In a previous column, I wrote about a regulation I’d like to see Virginia adopt: Limit cultivation of cannabis to rural Virginia. Most retail marijuana in other states is grown indoors. Outdoor-grown – “sun-grown” in the industry lingo – cannabis is said to be preferred, but economics and weather rule: You can grow cannabis indoors year-round, and under controlled conditions. In other states – notably California and Colorado – that means cannabis mostly gets grown indoors in metro areas. After all, that’s closer to the market. I’m showing my regional bias here but is Virginia OK with legalizing an agricultural product but then having it grown in the urban crescent? Rural Virginia has a hard enough time as it is – now we want to deprive rural Virginia of an agricultural opportunity, as well? If you believe in protectionist trade policies, here’s an opportunity to think globally and act locally. Whether cannabis is grown indoors or outdoors, what if Virginia limited production to certain localities that meet certain criteria for “economic distress” – which, by definition, would put most of the production in Southwest and Southside? Again, this may pose a philosophical challenge for some of our Republican legislators: Here’s an example of some heavy-handed government regulation that would benefit their districts, jobs-wise.

The Colorado name is considered a market opportunity. Photo by Dwayne Yancey.

That thought sets up my final observation from my New York trip, which doesn’t deal with regulation but with a market opportunity. Some of the weed shops made a big deal about associating their wares with California or Colorado. The NY Smoke Shop sold a strain called “California Gold.” Another had a big sign advertising “Colorado Cannabis.” The place names California and Colorado apparently carry some cachet among cannabis connoisseurs.
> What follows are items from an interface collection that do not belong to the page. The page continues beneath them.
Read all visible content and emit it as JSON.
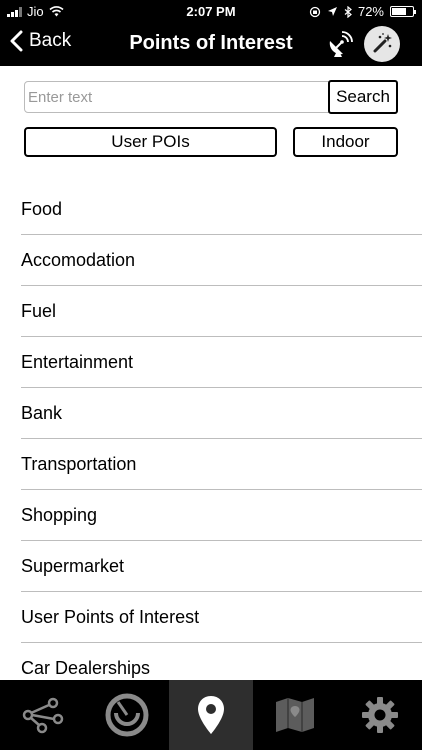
{
  "status_bar": {
    "carrier": "Jio",
    "time": "2:07 PM",
    "battery_percent": "72%",
    "battery_level": 0.72
  },
  "nav": {
    "back_label": "Back",
    "title": "Points of Interest",
    "icons": [
      "satellite-dish-icon",
      "magic-wand-icon"
    ]
  },
  "search": {
    "placeholder": "Enter text",
    "value": "",
    "button_label": "Search"
  },
  "filters": {
    "user_pois_label": "User POIs",
    "indoor_label": "Indoor"
  },
  "categories": [
    "Food",
    "Accomodation",
    "Fuel",
    "Entertainment",
    "Bank",
    "Transportation",
    "Shopping",
    "Supermarket",
    "User Points of Interest",
    "Car Dealerships"
  ],
  "tabbar": {
    "tabs": [
      {
        "icon": "route-nodes-icon",
        "active": false
      },
      {
        "icon": "radar-icon",
        "active": false
      },
      {
        "icon": "location-pin-icon",
        "active": true
      },
      {
        "icon": "map-icon",
        "active": false
      },
      {
        "icon": "gear-icon",
        "active": false
      }
    ]
  },
  "colors": {
    "bars": "#000000",
    "active_tab": "#2e2e2e",
    "divider": "#bdbdbd",
    "inactive_icon": "#8a8a8a"
  }
}
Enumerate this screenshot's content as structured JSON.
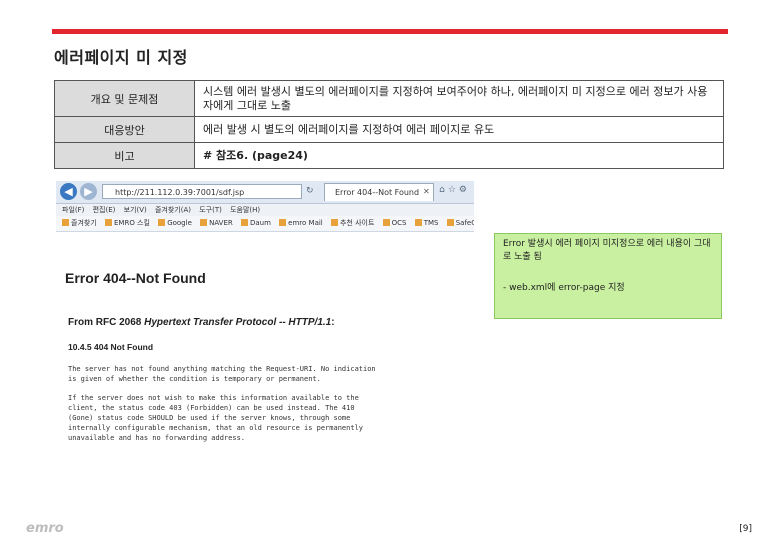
{
  "title": "에러페이지 미 지정",
  "table": {
    "rows": [
      {
        "header": "개요 및 문제점",
        "content": "시스템 에러 발생시 별도의 에러페이지를 지정하여 보여주어야 하나, 에러페이지 미 지정으로 에러 정보가 사용자에게 그대로 노출"
      },
      {
        "header": "대응방안",
        "content": "에러 발생 시 별도의 에러페이지를 지정하여 에러 페이지로 유도"
      },
      {
        "header": "비고",
        "content": "# 참조6. (page24)"
      }
    ]
  },
  "browser": {
    "address": "http://211.112.0.39:7001/sdf.jsp",
    "tab_title": "Error 404--Not Found",
    "menu": [
      "파일(F)",
      "편집(E)",
      "보기(V)",
      "즐겨찾기(A)",
      "도구(T)",
      "도움말(H)"
    ],
    "favorites": [
      "즐겨찾기",
      "EMRO 스킬",
      "Google",
      "NAVER",
      "Daum",
      "emro Mail",
      "추천 사이트",
      "OCS",
      "TMS",
      "SafeGuard"
    ]
  },
  "error_page": {
    "heading": "Error 404--Not Found",
    "rfc_prefix": "From RFC 2068 ",
    "rfc_italic": "Hypertext Transfer Protocol -- HTTP/1.1",
    "rfc_suffix": ":",
    "code_heading": "10.4.5 404 Not Found",
    "para1": "The server has not found anything matching the Request-URI. No indication\nis given of whether the condition is temporary or permanent.",
    "para2": "If the server does not wish to make this information available to the\nclient, the status code 403 (Forbidden) can be used instead. The 410\n(Gone) status code SHOULD be used if the server knows, through some\ninternally configurable mechanism, that an old resource is permanently\nunavailable and has no forwarding address."
  },
  "note": {
    "line1": "Error 발생시 에러 페이지 미지정으로 에러 내용이 그대로 노출 됨",
    "line2": "- web.xml에 error-page 지정"
  },
  "footer": {
    "logo": "emro",
    "page": "[9]"
  }
}
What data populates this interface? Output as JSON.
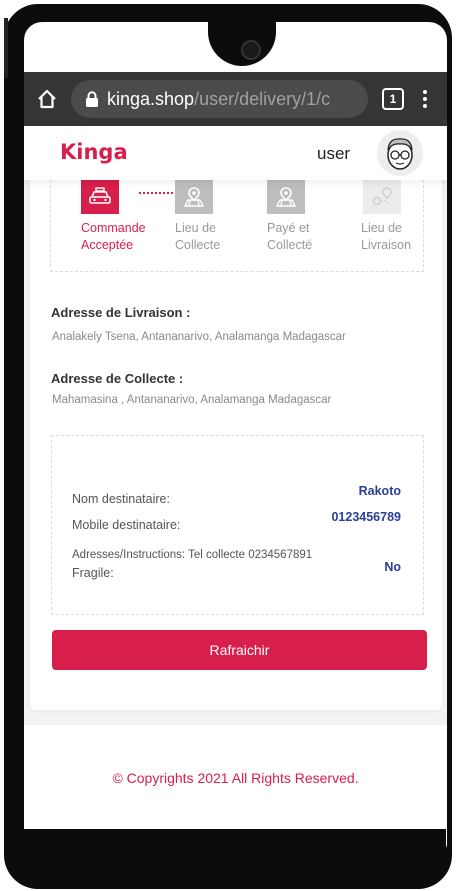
{
  "browser": {
    "url_host": "kinga.shop",
    "url_path": "/user/delivery/1/c",
    "tab_count": "1"
  },
  "header": {
    "logo": "Kinga",
    "user_label": "user"
  },
  "steps": [
    {
      "line1": "Commande",
      "line2": "Acceptée",
      "state": "active"
    },
    {
      "line1": "Lieu de",
      "line2": "Collecte",
      "state": "inactive"
    },
    {
      "line1": "Payé et",
      "line2": "Collecté",
      "state": "inactive"
    },
    {
      "line1": "Lieu de",
      "line2": "Livraison",
      "state": "faded"
    }
  ],
  "delivery_address": {
    "title": "Adresse de Livraison :",
    "value": "Analakely Tsena, Antananarivo, Analamanga Madagascar"
  },
  "pickup_address": {
    "title": "Adresse de Collecte :",
    "value": "Mahamasina , Antananarivo, Analamanga Madagascar"
  },
  "recipient": {
    "name_label": "Nom destinataire:",
    "name_value": "Rakoto",
    "mobile_label": "Mobile destinataire:",
    "mobile_value": "0123456789",
    "instructions_label": "Adresses/Instructions: Tel collecte 0234567891",
    "fragile_label": "Fragile:",
    "fragile_value": "No"
  },
  "actions": {
    "refresh_label": "Rafraichir"
  },
  "footer": {
    "copyright": "© Copyrights 2021 All Rights Reserved."
  },
  "colors": {
    "brand": "#d81e4b",
    "value_text": "#2c3e97"
  }
}
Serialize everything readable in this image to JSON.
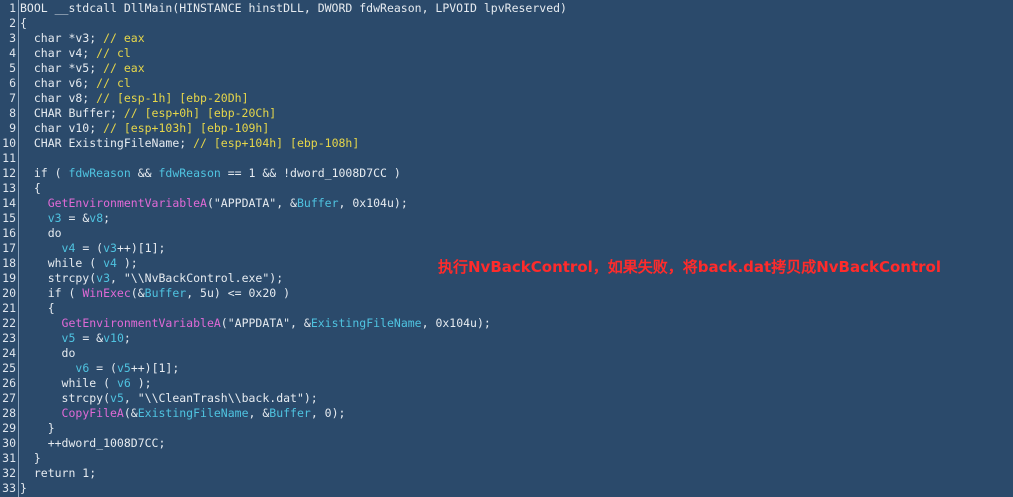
{
  "colors": {
    "background": "#2b4a6b",
    "text": "#e6ebf0",
    "comment": "#e6d64a",
    "variable": "#4fc3e0",
    "function": "#e06ad6",
    "annotation": "#ff2b2b"
  },
  "annotation": "执行NvBackControl，如果失败，将back.dat拷贝成NvBackControl",
  "lines": [
    {
      "n": "1",
      "tokens": [
        {
          "t": "BOOL __stdcall DllMain(HINSTANCE hinstDLL, DWORD fdwReason, LPVOID lpvReserved)",
          "c": "t"
        }
      ]
    },
    {
      "n": "2",
      "tokens": [
        {
          "t": "{",
          "c": "t"
        }
      ]
    },
    {
      "n": "3",
      "tokens": [
        {
          "t": "  char *",
          "c": "t"
        },
        {
          "t": "v3",
          "c": "t"
        },
        {
          "t": "; ",
          "c": "t"
        },
        {
          "t": "// eax",
          "c": "c"
        }
      ]
    },
    {
      "n": "4",
      "tokens": [
        {
          "t": "  char v4; ",
          "c": "t"
        },
        {
          "t": "// cl",
          "c": "c"
        }
      ]
    },
    {
      "n": "5",
      "tokens": [
        {
          "t": "  char *v5; ",
          "c": "t"
        },
        {
          "t": "// eax",
          "c": "c"
        }
      ]
    },
    {
      "n": "6",
      "tokens": [
        {
          "t": "  char v6; ",
          "c": "t"
        },
        {
          "t": "// cl",
          "c": "c"
        }
      ]
    },
    {
      "n": "7",
      "tokens": [
        {
          "t": "  char v8; ",
          "c": "t"
        },
        {
          "t": "// [esp-1h] [ebp-20Dh]",
          "c": "c"
        }
      ]
    },
    {
      "n": "8",
      "tokens": [
        {
          "t": "  CHAR Buffer; ",
          "c": "t"
        },
        {
          "t": "// [esp+0h] [ebp-20Ch]",
          "c": "c"
        }
      ]
    },
    {
      "n": "9",
      "tokens": [
        {
          "t": "  char v10; ",
          "c": "t"
        },
        {
          "t": "// [esp+103h] [ebp-109h]",
          "c": "c"
        }
      ]
    },
    {
      "n": "10",
      "tokens": [
        {
          "t": "  CHAR ExistingFileName; ",
          "c": "t"
        },
        {
          "t": "// [esp+104h] [ebp-108h]",
          "c": "c"
        }
      ]
    },
    {
      "n": "11",
      "tokens": []
    },
    {
      "n": "12",
      "tokens": [
        {
          "t": "  if ( ",
          "c": "t"
        },
        {
          "t": "fdwReason",
          "c": "v"
        },
        {
          "t": " && ",
          "c": "t"
        },
        {
          "t": "fdwReason",
          "c": "v"
        },
        {
          "t": " == 1 && !dword_1008D7CC )",
          "c": "t"
        }
      ]
    },
    {
      "n": "13",
      "tokens": [
        {
          "t": "  {",
          "c": "t"
        }
      ]
    },
    {
      "n": "14",
      "tokens": [
        {
          "t": "    ",
          "c": "t"
        },
        {
          "t": "GetEnvironmentVariableA",
          "c": "f"
        },
        {
          "t": "(\"APPDATA\", &",
          "c": "t"
        },
        {
          "t": "Buffer",
          "c": "v"
        },
        {
          "t": ", 0x104u);",
          "c": "t"
        }
      ]
    },
    {
      "n": "15",
      "tokens": [
        {
          "t": "    ",
          "c": "t"
        },
        {
          "t": "v3",
          "c": "v"
        },
        {
          "t": " = &",
          "c": "t"
        },
        {
          "t": "v8",
          "c": "v"
        },
        {
          "t": ";",
          "c": "t"
        }
      ]
    },
    {
      "n": "16",
      "tokens": [
        {
          "t": "    do",
          "c": "t"
        }
      ]
    },
    {
      "n": "17",
      "tokens": [
        {
          "t": "      ",
          "c": "t"
        },
        {
          "t": "v4",
          "c": "v"
        },
        {
          "t": " = (",
          "c": "t"
        },
        {
          "t": "v3",
          "c": "v"
        },
        {
          "t": "++)[1];",
          "c": "t"
        }
      ]
    },
    {
      "n": "18",
      "tokens": [
        {
          "t": "    while ( ",
          "c": "t"
        },
        {
          "t": "v4",
          "c": "v"
        },
        {
          "t": " );",
          "c": "t"
        }
      ]
    },
    {
      "n": "19",
      "tokens": [
        {
          "t": "    strcpy(",
          "c": "t"
        },
        {
          "t": "v3",
          "c": "v"
        },
        {
          "t": ", \"\\\\NvBackControl.exe\");",
          "c": "t"
        }
      ]
    },
    {
      "n": "20",
      "tokens": [
        {
          "t": "    if ( ",
          "c": "t"
        },
        {
          "t": "WinExec",
          "c": "f"
        },
        {
          "t": "(&",
          "c": "t"
        },
        {
          "t": "Buffer",
          "c": "v"
        },
        {
          "t": ", 5u) <= 0x20 )",
          "c": "t"
        }
      ]
    },
    {
      "n": "21",
      "tokens": [
        {
          "t": "    {",
          "c": "t"
        }
      ]
    },
    {
      "n": "22",
      "tokens": [
        {
          "t": "      ",
          "c": "t"
        },
        {
          "t": "GetEnvironmentVariableA",
          "c": "f"
        },
        {
          "t": "(\"APPDATA\", &",
          "c": "t"
        },
        {
          "t": "ExistingFileName",
          "c": "v"
        },
        {
          "t": ", 0x104u);",
          "c": "t"
        }
      ]
    },
    {
      "n": "23",
      "tokens": [
        {
          "t": "      ",
          "c": "t"
        },
        {
          "t": "v5",
          "c": "v"
        },
        {
          "t": " = &",
          "c": "t"
        },
        {
          "t": "v10",
          "c": "v"
        },
        {
          "t": ";",
          "c": "t"
        }
      ]
    },
    {
      "n": "24",
      "tokens": [
        {
          "t": "      do",
          "c": "t"
        }
      ]
    },
    {
      "n": "25",
      "tokens": [
        {
          "t": "        ",
          "c": "t"
        },
        {
          "t": "v6",
          "c": "v"
        },
        {
          "t": " = (",
          "c": "t"
        },
        {
          "t": "v5",
          "c": "v"
        },
        {
          "t": "++)[1];",
          "c": "t"
        }
      ]
    },
    {
      "n": "26",
      "tokens": [
        {
          "t": "      while ( ",
          "c": "t"
        },
        {
          "t": "v6",
          "c": "v"
        },
        {
          "t": " );",
          "c": "t"
        }
      ]
    },
    {
      "n": "27",
      "tokens": [
        {
          "t": "      strcpy(",
          "c": "t"
        },
        {
          "t": "v5",
          "c": "v"
        },
        {
          "t": ", \"\\\\CleanTrash\\\\back.dat\");",
          "c": "t"
        }
      ]
    },
    {
      "n": "28",
      "tokens": [
        {
          "t": "      ",
          "c": "t"
        },
        {
          "t": "CopyFileA",
          "c": "f"
        },
        {
          "t": "(&",
          "c": "t"
        },
        {
          "t": "ExistingFileName",
          "c": "v"
        },
        {
          "t": ", &",
          "c": "t"
        },
        {
          "t": "Buffer",
          "c": "v"
        },
        {
          "t": ", 0);",
          "c": "t"
        }
      ]
    },
    {
      "n": "29",
      "tokens": [
        {
          "t": "    }",
          "c": "t"
        }
      ]
    },
    {
      "n": "30",
      "tokens": [
        {
          "t": "    ++dword_1008D7CC;",
          "c": "t"
        }
      ]
    },
    {
      "n": "31",
      "tokens": [
        {
          "t": "  }",
          "c": "t"
        }
      ]
    },
    {
      "n": "32",
      "tokens": [
        {
          "t": "  return 1;",
          "c": "t"
        }
      ]
    },
    {
      "n": "33",
      "tokens": [
        {
          "t": "}",
          "c": "t"
        }
      ]
    }
  ]
}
I suppose it’s no different from Tennessee whiskey or Kentucky bourbon or even Franklin County moonshine.

This makes me wonder: Do we have a marketing opportunity to establish Appalachian cannabis as a preferred variety? This is simply a branding exercise – I have no idea if Appalachian cannabis is or will be superior to any other strain, just as I have no idea whether Franklin County moonshine is truly superior to any varieties distilled in neighboring counties. However, I know that the singer Steve Earle, with his classic “Copperhead Road,” has already established the mystique of mountain-grown marijuana in pop culture:

Done my two tours of duty in Vietnam

I came home with a brand new plan

I take the seed from Colombia and Mexico

Just plant it up the holler down Copperhead Road

More recently, the bluegrass singer Molly Tuttle has plowed the same fertile ground with her current hit “Dooley’s Farm”:

In the Blue Ridge mountains

With the whispering pines

They used to grow tobacco

Then they made moonshine

But there’s something better

In the back of the barn

Down on Dooley’s farm

Pop culture is doing our work for us. All we need now is someone to more formally market Appalachian-grown cannabis as the new standard. As Tuttle sings:

He’s got a strain that’ll punch your lights out

Old Dooley’s gonna blow your mind

We just need two things. First, for Virginia to make it possible for cannabis to actually be grown in Appalachia. Second, some marketing expertise. Maybe we’ll wind up looking to New York – and Madison Avenue – for cannabis advice, after all?

Among the products for sale. Photo by Dwayne Yancey.

Yancey is editor of Cardinal News. His opinions are his own. You can reach him at dwayne@cardinalnews.org...